Maryland state legislators have introduced a bill in the Maryland General Assembly (House Bill 377) during the current 2016 Session to establish the so-called Maryland No–Fault Birth Injury Fund (“Fund”), despite unsuccessful legislative attempts in the past to restrict the rights of the most seriously injured babies that resulted from medical malpractice in Maryland.
The elected protectors of the public welfare in Maryland intend to limit to $500,000 the amount that the seriously injured infant or the parents may recover for the benefit of the injured infant, as determined by the Office of Administrative Hearings instead of a jury. Last year’s proposal for the establishment of the Maryland No–Fault Birth Injury Fund limited such damages to $100,000.

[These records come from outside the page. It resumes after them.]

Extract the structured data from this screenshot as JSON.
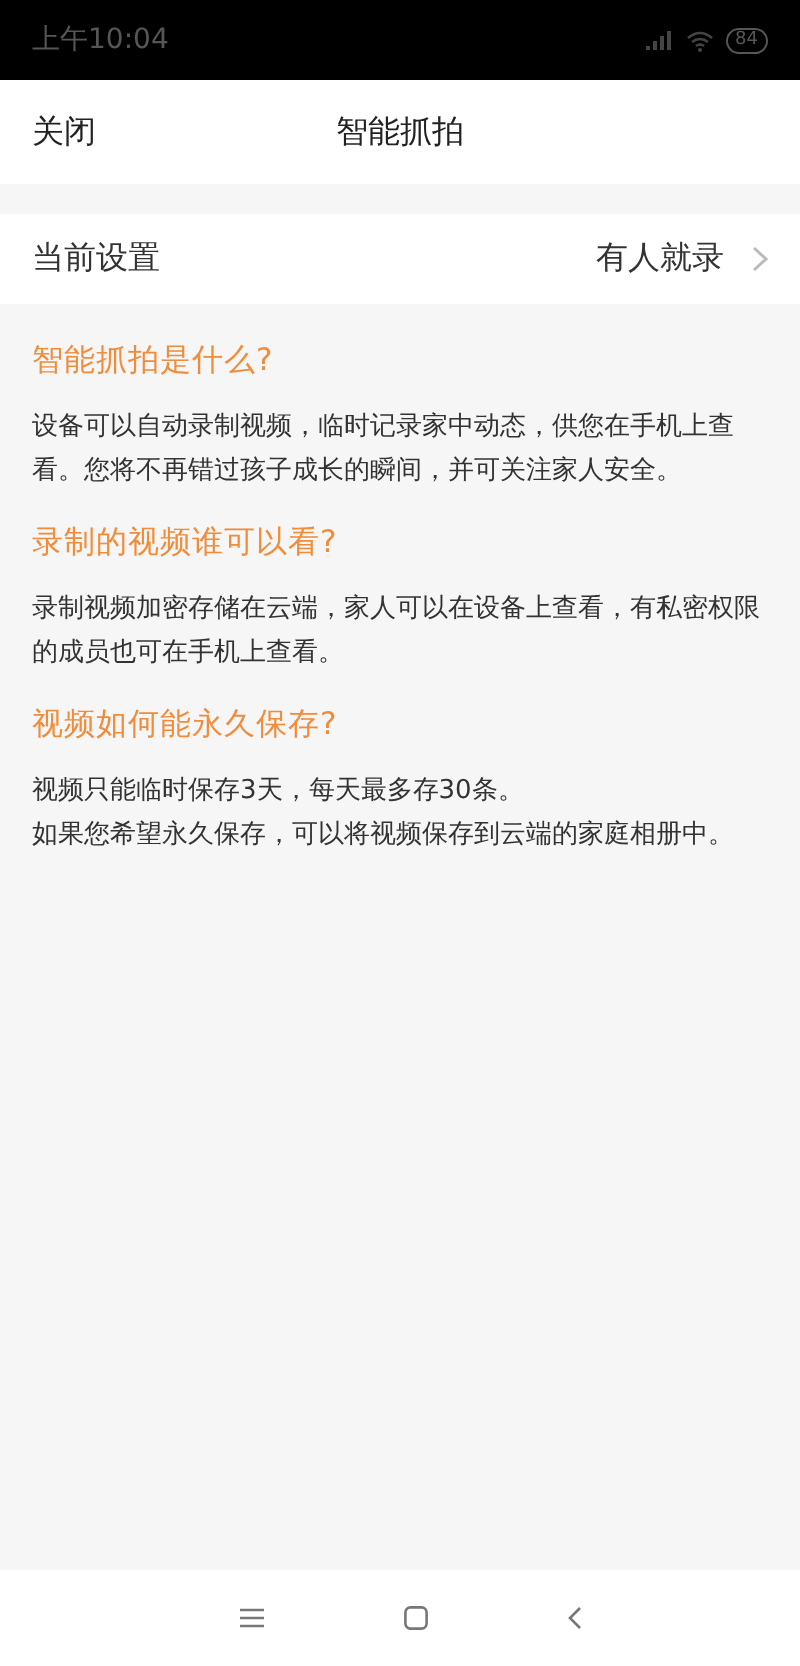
{
  "status_bar": {
    "time": "上午10:04",
    "battery": "84"
  },
  "header": {
    "close": "关闭",
    "title": "智能抓拍"
  },
  "setting": {
    "label": "当前设置",
    "value": "有人就录"
  },
  "sections": [
    {
      "heading": "智能抓拍是什么?",
      "paragraphs": [
        "设备可以自动录制视频，临时记录家中动态，供您在手机上查看。您将不再错过孩子成长的瞬间，并可关注家人安全。"
      ]
    },
    {
      "heading": "录制的视频谁可以看?",
      "paragraphs": [
        "录制视频加密存储在云端，家人可以在设备上查看，有私密权限的成员也可在手机上查看。"
      ]
    },
    {
      "heading": "视频如何能永久保存?",
      "paragraphs": [
        "视频只能临时保存3天，每天最多存30条。",
        "如果您希望永久保存，可以将视频保存到云端的家庭相册中。"
      ]
    }
  ]
}
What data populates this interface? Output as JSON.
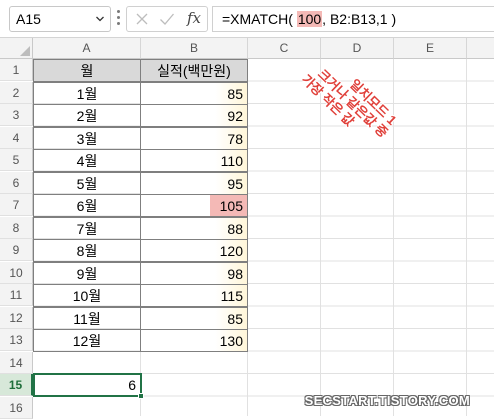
{
  "formula_bar": {
    "name_box": "A15",
    "fx_label": "fx",
    "formula_prefix": "=XMATCH( ",
    "formula_highlight": "100",
    "formula_suffix": ", B2:B13,1 )"
  },
  "columns": [
    "A",
    "B",
    "C",
    "D",
    "E"
  ],
  "rows": [
    "1",
    "2",
    "3",
    "4",
    "5",
    "6",
    "7",
    "8",
    "9",
    "10",
    "11",
    "12",
    "13",
    "14",
    "15",
    "16"
  ],
  "table": {
    "header": [
      "월",
      "실적(백만원)"
    ],
    "months": [
      "1월",
      "2월",
      "3월",
      "4월",
      "5월",
      "6월",
      "7월",
      "8월",
      "9월",
      "10월",
      "11월",
      "12월"
    ],
    "values": [
      "85",
      "92",
      "78",
      "110",
      "95",
      "105",
      "88",
      "120",
      "98",
      "115",
      "85",
      "130"
    ]
  },
  "result": "6",
  "annotation": {
    "line1": "일치모드 1",
    "line2": "크거나 같은값 중",
    "line3": "가장 작은 값"
  },
  "watermark": "SECSTART.TISTORY.COM",
  "colors": {
    "accent": "#217346",
    "highlight": "#f4b9b6",
    "header_fill": "#d9d9d9"
  }
}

Objective analysis of last year’s proposal for establishing a Fund concluded that Maryland can anticipate that a birth injury qualifying for the Fund will occur in roughly 1 out of every 10,000 live births. Therefore, out of Maryland’s total 66,510 births annually, approximately 7 qualifying infants would be born each year.
House Bill 377, which had its first reading in Health and Government Operations and Judiciary on January 28, 2016, states, in part: “It is the intent of the General Assembly to provide fair and equitable compensation, on a no-fault basis, for a limited class of catastrophic injuries that result in unusually high costs for custodial care and rehabilitation, and the plan under subsection (A)(2) of this section shall apply only to birth-related neurological injuries … (B) the rights and remedies under this subtitle exclude and supplant all other rights and remedies of the infant, personal representative of the infant, and parents, dependents, or next of kin of the infant arising out of or related to a birth-related neurological injury to the infant, including claims of emotional distress related to the infant’s injury.”
Do Words Mean What They Say?
The Maryland Declaration of Rights begins with the words, “We, the People of the State of Maryland, grateful to Almighty God for our civil and religious liberty, and taking into our serious consideration the best means of establishing a good Constitution in this State for the sure foundation and more permanent security thereof, declare:” … [in Article 20] “That the trial of facts, where they arise, is one of the greatest securities of the lives, liberties and estate of the People”; Article 23 (as amended) states, in part, “The right of trial by Jury of all issues of fact in civil proceedings in the several Courts of Law in this State, where the amount in controversy exceeds the sum of $15,000, shall be inviolably preserved”; and, Article 24 (as amended) states, in part, “That no man ought to be taken or imprisoned or disseized of his freehold, liberties or privileges, or outlawed, or exiled, or, in any manner, destroyed, or deprived of his life, liberty or property, but by the judgment of his peers, or by the Law of the land.”
What’s At Stake? Marylanders’ Constitutionally Protected Rights And The Maryland Jury Trial System.
House Bill 377, if signed into law, would create a Maryland birth injury fund that would preclude Maryland medical malpractice juries from deciding neurological birth injury medical malpractice cases, despite the constitutional requirement that Maryland juries decide “all issues of fact in civil proceedings,” which “is one of the greatest securities of the lives, liberties and estate of the People.” House Bill 377 would also preclude neurologically-injured newborns, and their devastated parents, from being fairly and fully compensated for their losses and harms suffered as a result of medical negligence committed during the birthing process.
The proposed Maryland birth injury fund would be a brutal and drastic continuation of the Maryland Legislature’s recent history of eroding or eliminating the constitutionally-protected rights of innocent medical malpractice victims in Maryland, to have their peers (jurors) impartially decide their medical negligence claims and determine the amount of compensatory damages they are entitled to as fair and adequate compensation for the harms they suffered.
Maryland law already illogically, irrationally, unnecessarily, and many would argue, illegally, caps, limits, and restricts the amount that Maryland medical malpractice victims may receive for their noneconomic injuries in Maryland medical malpractice cases, which disproportionately affects the most seriously injury medical malpractice victims. Maryland legislators apparently are aware that their prior “medical malpractice reform” is a violation of Marylanders’ constitutional right to have jurors decide “all issues of fact in civil proceedings”: current Maryland law explicitly requires that Maryland medical malpractice jurors not be told about the existence of caps on noneconomic damages in medical malpractice cases, or the amount of the cap that applies (Md. Courts and Judicial Proceedings Code Ann. § 3-2A-09: “(c) Jury trials; reduction of awards over limit. — (1) In a jury trial, the jury may not be informed of the limitation under subsection (b) of this section. (2) If the jury awards an amount for noneconomic damages that exceeds the limitation established under subsection (b) of this section, the court shall reduce the amount to conform to the limitation.”).
What Should You Do If You May Have A Birth-Injury Medical Malpractice Claim?
If you or a loved one suffered a birth injury in Maryland or in another U.S. state, you should promptly find a Maryland birth injury lawyer, or a birth injury lawyer in your state, who may investigate your birth injury claim for you and represent you in a birth injury case, if appropriate.
Turn to us when you don’t know where to turn.